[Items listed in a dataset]
==================================================
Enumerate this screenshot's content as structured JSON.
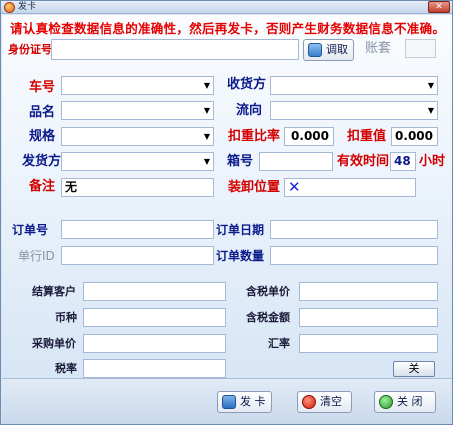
{
  "window": {
    "title": "发卡",
    "close_glyph": "✕"
  },
  "warning": "请认真检查数据信息的准确性，然后再发卡，否则产生财务数据信息不准确。",
  "id_card": {
    "label": "身份证号",
    "value": "",
    "query_button": "调取",
    "account_set_label": "账套",
    "account_set_value": ""
  },
  "form": {
    "truck_no": {
      "label": "车号",
      "value": ""
    },
    "receiver": {
      "label": "收货方",
      "value": ""
    },
    "product": {
      "label": "品名",
      "value": ""
    },
    "flow": {
      "label": "流向",
      "value": ""
    },
    "spec": {
      "label": "规格",
      "value": ""
    },
    "deduct_ratio": {
      "label": "扣重比率",
      "value": "0.000"
    },
    "deduct_value": {
      "label": "扣重值",
      "value": "0.000"
    },
    "shipper": {
      "label": "发货方",
      "value": ""
    },
    "box_no": {
      "label": "箱号",
      "value": ""
    },
    "valid_time": {
      "label": "有效时间",
      "value": "48",
      "unit": "小时"
    },
    "remark": {
      "label": "备注",
      "value": "无"
    },
    "load_position": {
      "label": "装卸位置",
      "value": "✕"
    }
  },
  "order": {
    "order_no": {
      "label": "订单号",
      "value": ""
    },
    "order_date": {
      "label": "订单日期",
      "value": ""
    },
    "unit_id": {
      "label": "单行ID",
      "value": ""
    },
    "order_qty": {
      "label": "订单数量",
      "value": ""
    }
  },
  "settlement": {
    "customer": {
      "label": "结算客户",
      "value": ""
    },
    "tax_price": {
      "label": "含税单价",
      "value": ""
    },
    "currency": {
      "label": "币种",
      "value": ""
    },
    "tax_amount": {
      "label": "含税金额",
      "value": ""
    },
    "purchase_price": {
      "label": "采购单价",
      "value": ""
    },
    "exchange_rate": {
      "label": "汇率",
      "value": ""
    },
    "tax_rate": {
      "label": "税率",
      "value": ""
    },
    "toggle_button": "关"
  },
  "actions": {
    "issue_card": "发 卡",
    "clear": "清空",
    "close": "关 闭"
  },
  "colors": {
    "warning": "#e60000",
    "label_red": "#d40000",
    "label_navy": "#0b1b8c"
  },
  "icons": {
    "app": "app-icon",
    "query": "query-icon",
    "issue": "card-icon",
    "clear": "clear-icon",
    "close": "close-icon"
  }
}
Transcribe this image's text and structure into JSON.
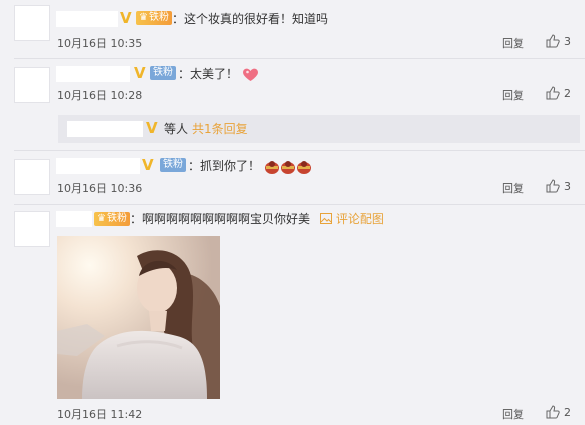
{
  "comments": [
    {
      "fan_label": "铁粉",
      "text": "：这个妆真的很好看！知道吗",
      "time": "10月16日 10:35",
      "reply_label": "回复",
      "likes": "3"
    },
    {
      "fan_label": "铁粉",
      "text": "：太美了！",
      "time": "10月16日 10:28",
      "reply_label": "回复",
      "likes": "2",
      "sub": {
        "text": "等人",
        "link": "共1条回复"
      }
    },
    {
      "fan_label": "铁粉",
      "text": "：抓到你了！",
      "time": "10月16日 10:36",
      "reply_label": "回复",
      "likes": "3"
    },
    {
      "fan_label": "铁粉",
      "text": "：啊啊啊啊啊啊啊啊啊宝贝你好美",
      "pic_link": "评论配图",
      "time": "10月16日 11:42",
      "reply_label": "回复",
      "likes": "2"
    }
  ],
  "colors": {
    "link": "#e8a33a",
    "badge_gold": "#f0b52a",
    "fan_blue": "#7aa7d9"
  },
  "icons": [
    "thumbs-up-icon",
    "image-icon",
    "heart-icon",
    "red-envelope-icon"
  ]
}
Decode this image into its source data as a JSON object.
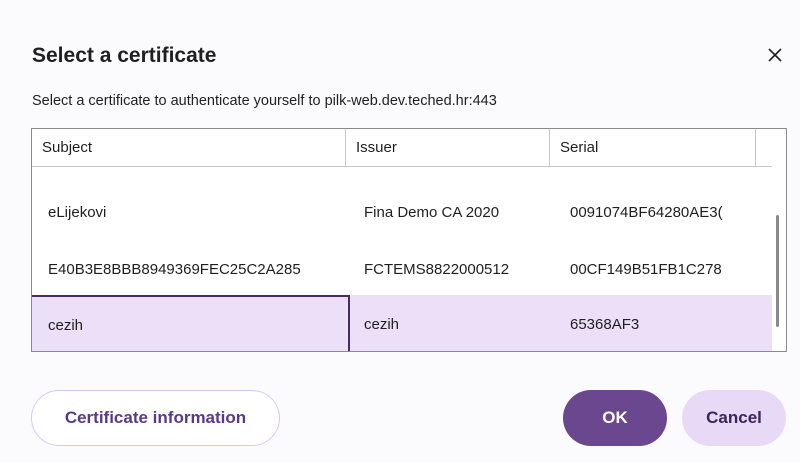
{
  "dialog": {
    "title": "Select a certificate",
    "subtitle": "Select a certificate to authenticate yourself to pilk-web.dev.teched.hr:443",
    "close_icon": "close-icon"
  },
  "table": {
    "columns": [
      "Subject",
      "Issuer",
      "Serial"
    ],
    "rows": [
      {
        "subject": "eLijekovi",
        "issuer": "Fina Demo CA 2020",
        "serial": "0091074BF64280AE3("
      },
      {
        "subject": "E40B3E8BBB8949369FEC25C2A285",
        "issuer": "FCTEMS8822000512",
        "serial": "00CF149B51FB1C278"
      },
      {
        "subject": "cezih",
        "issuer": "cezih",
        "serial": "65368AF3"
      }
    ],
    "selected_row": 2
  },
  "buttons": {
    "info_label": "Certificate information",
    "ok_label": "OK",
    "cancel_label": "Cancel"
  },
  "colors": {
    "accent": "#6b4790",
    "selected_row": "#ecdff8",
    "secondary_button": "#e8d9f7"
  }
}
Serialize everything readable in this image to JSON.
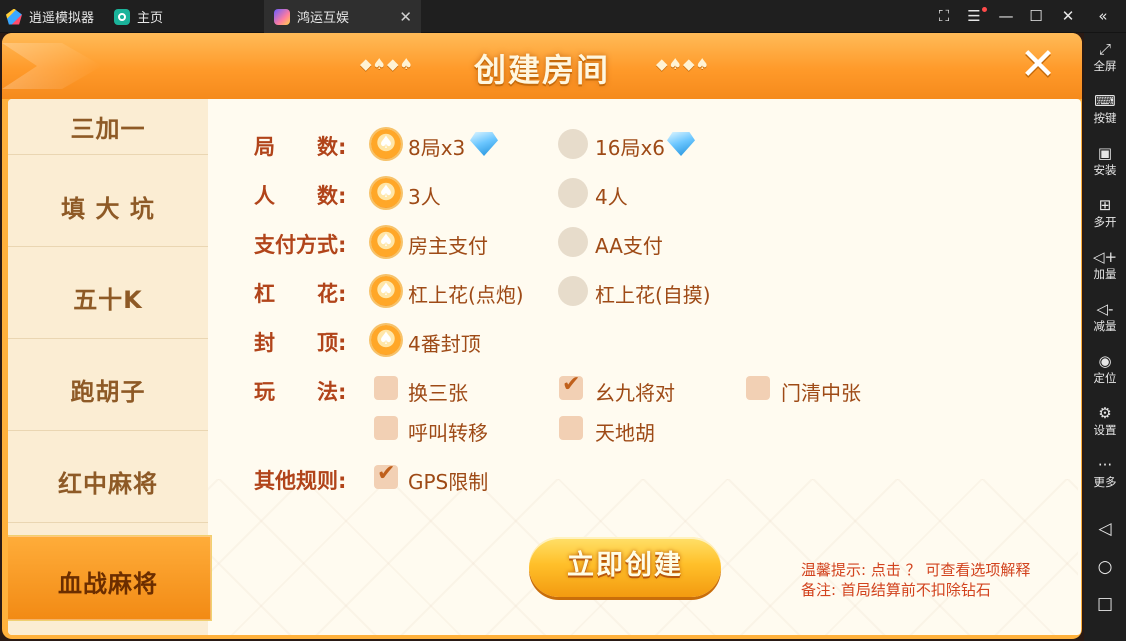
{
  "emulator": {
    "app_name": "逍遥模拟器",
    "tabs": [
      {
        "label": "主页"
      },
      {
        "label": "鸿运互娱",
        "close": "✕"
      }
    ],
    "sidebar": [
      {
        "icon": "fullscreen-icon",
        "label": "全屏"
      },
      {
        "icon": "keyboard-icon",
        "label": "按键"
      },
      {
        "icon": "apk-install-icon",
        "label": "安装"
      },
      {
        "icon": "multi-open-icon",
        "label": "多开"
      },
      {
        "icon": "volume-up-icon",
        "label": "加量"
      },
      {
        "icon": "volume-down-icon",
        "label": "减量"
      },
      {
        "icon": "location-icon",
        "label": "定位"
      },
      {
        "icon": "settings-icon",
        "label": "设置"
      },
      {
        "icon": "more-icon",
        "label": "更多"
      }
    ]
  },
  "dialog": {
    "title": "创建房间",
    "deco_left": "◆♠◆♠",
    "deco_right": "◆♠◆♠"
  },
  "nav": [
    {
      "label": "三加一",
      "active": false
    },
    {
      "label": "填 大 坑",
      "active": false
    },
    {
      "label": "五十K",
      "active": false
    },
    {
      "label": "跑胡子",
      "active": false
    },
    {
      "label": "红中麻将",
      "active": false
    },
    {
      "label": "血战麻将",
      "active": true
    }
  ],
  "options": {
    "rounds": {
      "label": "局　　数:",
      "choices": [
        {
          "text": "8局x3",
          "selected": true
        },
        {
          "text": "16局x6",
          "selected": false
        }
      ]
    },
    "players": {
      "label": "人　　数:",
      "choices": [
        {
          "text": "3人",
          "selected": true
        },
        {
          "text": "4人",
          "selected": false
        }
      ]
    },
    "payment": {
      "label": "支付方式:",
      "choices": [
        {
          "text": "房主支付",
          "selected": true
        },
        {
          "text": "AA支付",
          "selected": false
        }
      ]
    },
    "gang_hua": {
      "label": "杠　　花:",
      "choices": [
        {
          "text": "杠上花(点炮)",
          "selected": true
        },
        {
          "text": "杠上花(自摸)",
          "selected": false
        }
      ]
    },
    "cap": {
      "label": "封　　顶:",
      "choices": [
        {
          "text": "4番封顶",
          "selected": true
        }
      ]
    },
    "play": {
      "label": "玩　　法:",
      "choices": [
        {
          "text": "换三张",
          "checked": false
        },
        {
          "text": "幺九将对",
          "checked": true
        },
        {
          "text": "门清中张",
          "checked": false
        },
        {
          "text": "呼叫转移",
          "checked": false
        },
        {
          "text": "天地胡",
          "checked": false
        }
      ]
    },
    "other": {
      "label": "其他规则:",
      "choices": [
        {
          "text": "GPS限制",
          "checked": true
        }
      ]
    }
  },
  "create_button": "立即创建",
  "hint_line1": "温馨提示: 点击 ？ 可查看选项解释",
  "hint_line2": "备注: 首局结算前不扣除钻石"
}
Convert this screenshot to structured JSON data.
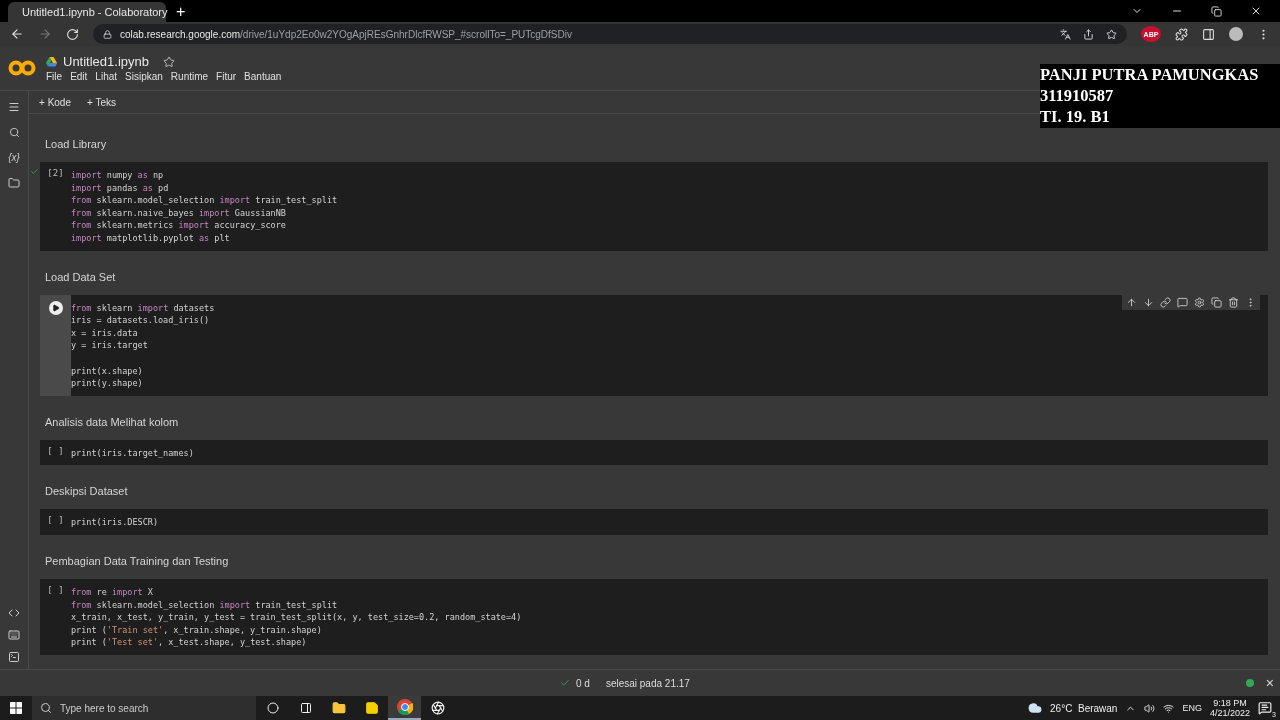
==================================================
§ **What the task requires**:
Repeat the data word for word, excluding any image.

§ **Exercise result**:
Enumerate this screenshot's content as structured JSON.
{
  "window": {
    "title": "发卡",
    "close_glyph": "✕"
  },
  "warning": "请认真检查数据信息的准确性，然后再发卡，否则产生财务数据信息不准确。",
  "id_card": {
    "label": "身份证号",
    "value": "",
    "query_button": "调取",
    "account_set_label": "账套",
    "account_set_value": ""
  },
  "form": {
    "truck_no": {
      "label": "车号",
      "value": ""
    },
    "receiver": {
      "label": "收货方",
      "value": ""
    },
    "product": {
      "label": "品名",
      "value": ""
    },
    "flow": {
      "label": "流向",
      "value": ""
    },
    "spec": {
      "label": "规格",
      "value": ""
    },
    "deduct_ratio": {
      "label": "扣重比率",
      "value": "0.000"
    },
    "deduct_value": {
      "label": "扣重值",
      "value": "0.000"
    },
    "shipper": {
      "label": "发货方",
      "value": ""
    },
    "box_no": {
      "label": "箱号",
      "value": ""
    },
    "valid_time": {
      "label": "有效时间",
      "value": "48",
      "unit": "小时"
    },
    "remark": {
      "label": "备注",
      "value": "无"
    },
    "load_position": {
      "label": "装卸位置",
      "value": "✕"
    }
  },
  "order": {
    "order_no": {
      "label": "订单号",
      "value": ""
    },
    "order_date": {
      "label": "订单日期",
      "value": ""
    },
    "unit_id": {
      "label": "单行ID",
      "value": ""
    },
    "order_qty": {
      "label": "订单数量",
      "value": ""
    }
  },
  "settlement": {
    "customer": {
      "label": "结算客户",
      "value": ""
    },
    "tax_price": {
      "label": "含税单价",
      "value": ""
    },
    "currency": {
      "label": "币种",
      "value": ""
    },
    "tax_amount": {
      "label": "含税金额",
      "value": ""
    },
    "purchase_price": {
      "label": "采购单价",
      "value": ""
    },
    "exchange_rate": {
      "label": "汇率",
      "value": ""
    },
    "tax_rate": {
      "label": "税率",
      "value": ""
    },
    "toggle_button": "关"
  },
  "actions": {
    "issue_card": "发 卡",
    "clear": "清空",
    "close": "关 闭"
  },
  "colors": {
    "warning": "#e60000",
    "label_red": "#d40000",
    "label_navy": "#0b1b8c"
  },
  "icons": {
    "app": "app-icon",
    "query": "query-icon",
    "issue": "card-icon",
    "clear": "clear-icon",
    "close": "close-icon"
  }
}
Transcribe this image's text and structure into JSON.
{
  "comments": [
    {
      "fan_label": "铁粉",
      "text": "：这个妆真的很好看！知道吗",
      "time": "10月16日 10:35",
      "reply_label": "回复",
      "likes": "3"
    },
    {
      "fan_label": "铁粉",
      "text": "：太美了！",
      "time": "10月16日 10:28",
      "reply_label": "回复",
      "likes": "2",
      "sub": {
        "text": "等人",
        "link": "共1条回复"
      }
    },
    {
      "fan_label": "铁粉",
      "text": "：抓到你了！",
      "time": "10月16日 10:36",
      "reply_label": "回复",
      "likes": "3"
    },
    {
      "fan_label": "铁粉",
      "text": "：啊啊啊啊啊啊啊啊啊宝贝你好美",
      "pic_link": "评论配图",
      "time": "10月16日 11:42",
      "reply_label": "回复",
      "likes": "2"
    }
  ],
  "colors": {
    "link": "#e8a33a",
    "badge_gold": "#f0b52a",
    "fan_blue": "#7aa7d9"
  },
  "icons": [
    "thumbs-up-icon",
    "image-icon",
    "heart-icon",
    "red-envelope-icon"
  ]
}
Decode this image into its source data as a JSON object.
{
  "dialog": {
    "title": "Select a certificate",
    "subtitle": "Select a certificate to authenticate yourself to pilk-web.dev.teched.hr:443",
    "close_icon": "close-icon"
  },
  "table": {
    "columns": [
      "Subject",
      "Issuer",
      "Serial"
    ],
    "rows": [
      {
        "subject": "eLijekovi",
        "issuer": "Fina Demo CA 2020",
        "serial": "0091074BF64280AE3("
      },
      {
        "subject": "E40B3E8BBB8949369FEC25C2A285",
        "issuer": "FCTEMS8822000512",
        "serial": "00CF149B51FB1C278"
      },
      {
        "subject": "cezih",
        "issuer": "cezih",
        "serial": "65368AF3"
      }
    ],
    "selected_row": 2
  },
  "buttons": {
    "info_label": "Certificate information",
    "ok_label": "OK",
    "cancel_label": "Cancel"
  },
  "colors": {
    "accent": "#6b4790",
    "selected_row": "#ecdff8",
    "secondary_button": "#e8d9f7"
  }
}
Serialize everything readable in this image to JSON.
{
  "emulator": {
    "app_name": "逍遥模拟器",
    "tabs": [
      {
        "label": "主页"
      },
      {
        "label": "鸿运互娱",
        "close": "✕"
      }
    ],
    "sidebar": [
      {
        "icon": "fullscreen-icon",
        "label": "全屏"
      },
      {
        "icon": "keyboard-icon",
        "label": "按键"
      },
      {
        "icon": "apk-install-icon",
        "label": "安装"
      },
      {
        "icon": "multi-open-icon",
        "label": "多开"
      },
      {
        "icon": "volume-up-icon",
        "label": "加量"
      },
      {
        "icon": "volume-down-icon",
        "label": "减量"
      },
      {
        "icon": "location-icon",
        "label": "定位"
      },
      {
        "icon": "settings-icon",
        "label": "设置"
      },
      {
        "icon": "more-icon",
        "label": "更多"
      }
    ]
  },
  "dialog": {
    "title": "创建房间",
    "deco_left": "◆♠◆♠",
    "deco_right": "◆♠◆♠"
  },
  "nav": [
    {
      "label": "三加一",
      "active": false
    },
    {
      "label": "填 大 坑",
      "active": false
    },
    {
      "label": "五十K",
      "active": false
    },
    {
      "label": "跑胡子",
      "active": false
    },
    {
      "label": "红中麻将",
      "active": false
    },
    {
      "label": "血战麻将",
      "active": true
    }
  ],
  "options": {
    "rounds": {
      "label": "局　　数:",
      "choices": [
        {
          "text": "8局x3",
          "selected": true
        },
        {
          "text": "16局x6",
          "selected": false
        }
      ]
    },
    "players": {
      "label": "人　　数:",
      "choices": [
        {
          "text": "3人",
          "selected": true
        },
        {
          "text": "4人",
          "selected": false
        }
      ]
    },
    "payment": {
      "label": "支付方式:",
      "choices": [
        {
          "text": "房主支付",
          "selected": true
        },
        {
          "text": "AA支付",
          "selected": false
        }
      ]
    },
    "gang_hua": {
      "label": "杠　　花:",
      "choices": [
        {
          "text": "杠上花(点炮)",
          "selected": true
        },
        {
          "text": "杠上花(自摸)",
          "selected": false
        }
      ]
    },
    "cap": {
      "label": "封　　顶:",
      "choices": [
        {
          "text": "4番封顶",
          "selected": true
        }
      ]
    },
    "play": {
      "label": "玩　　法:",
      "choices": [
        {
          "text": "换三张",
          "checked": false
        },
        {
          "text": "幺九将对",
          "checked": true
        },
        {
          "text": "门清中张",
          "checked": false
        },
        {
          "text": "呼叫转移",
          "checked": false
        },
        {
          "text": "天地胡",
          "checked": false
        }
      ]
    },
    "other": {
      "label": "其他规则:",
      "choices": [
        {
          "text": "GPS限制",
          "checked": true
        }
      ]
    }
  },
  "create_button": "立即创建",
  "hint_line1": "温馨提示: 点击 ？ 可查看选项解释",
  "hint_line2": "备注: 首局结算前不扣除钻石"
}
Convert this screenshot to structured JSON data.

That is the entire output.